What is the main advantage of quantum computers over classical ones?

The key advantage is parallelism – quantum systems can analyze an exponential number of states and solutions simultaneously. This allows much faster processing of immense, complex datasets.

Do any national weather agencies use quantum computing today?

No, national weather agencies rely entirely on classical computing hardware currently. But research collaborations with quantum tech companies are beginning to investigate potential forecasting applications.

When did efforts to research quantum weather prediction begin?

Quantified Complexity was one of the first teams to publish quantum machine learning weather experiments in 2018. Government labs and academic groups accelerated work from 2019 onward.

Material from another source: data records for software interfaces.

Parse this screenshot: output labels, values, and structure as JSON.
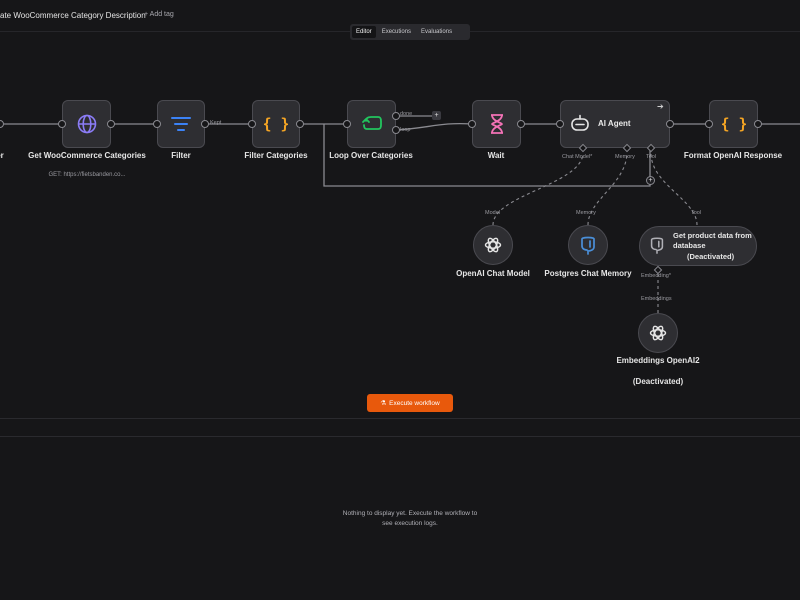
{
  "header": {
    "workflow_title": "ate WooCommerce Category Description",
    "add_tag": "+ Add tag"
  },
  "tabs": [
    "Editor",
    "Executions",
    "Evaluations"
  ],
  "nodes": {
    "trigger_partial": "er",
    "get_categories": {
      "label": "Get WooCommerce Categories",
      "subtitle": "GET: https://fietsbanden.co..."
    },
    "filter": {
      "label": "Filter",
      "branch_label": "Kept"
    },
    "filter_categories": {
      "label": "Filter Categories"
    },
    "loop": {
      "label": "Loop Over Categories",
      "out_done": "done",
      "out_loop": "loop"
    },
    "wait": {
      "label": "Wait"
    },
    "ai_agent": {
      "label": "AI Agent",
      "inputs": [
        "Chat Model*",
        "Memory",
        "Tool"
      ]
    },
    "format_response": {
      "label": "Format OpenAI Response"
    },
    "chat_model": {
      "label": "OpenAI Chat Model",
      "conn_label": "Model"
    },
    "chat_memory": {
      "label": "Postgres Chat Memory",
      "conn_label": "Memory"
    },
    "vector_tool": {
      "label": "Get product data from database",
      "status": "(Deactivated)",
      "conn_label": "Tool",
      "embedding_input": "Embedding*"
    },
    "embeddings": {
      "label": "Embeddings OpenAI2",
      "status": "(Deactivated)",
      "conn_label": "Embeddings"
    }
  },
  "execute_button": "Execute workflow",
  "logs": {
    "empty_message": "Nothing to display yet. Execute the workflow to see execution logs."
  },
  "colors": {
    "background": "#161618",
    "node_fill": "#2e2e32",
    "accent_orange": "#e8590c",
    "globe_purple": "#8b7cf6",
    "filter_blue": "#3b82f6",
    "code_orange": "#f5a524",
    "loop_green": "#22c55e",
    "wait_pink": "#f472b6",
    "postgres_blue": "#4a8fd9"
  }
}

What industries could benefit most from improved forecasts?

Sectors like agriculture, disaster preparedness, infrastructure planning and insurance could gain operational and cost advantages from extended, localized weather forecasts powered by quantum processors.

What are scientists focusing on to advance quantum forecasting?

Key priorities include expanding qubit counts for model complexity, refining quantum error correction for precision, and developing algorithms leveraging quantum properties like tunneling and entanglement specific to climate modeling.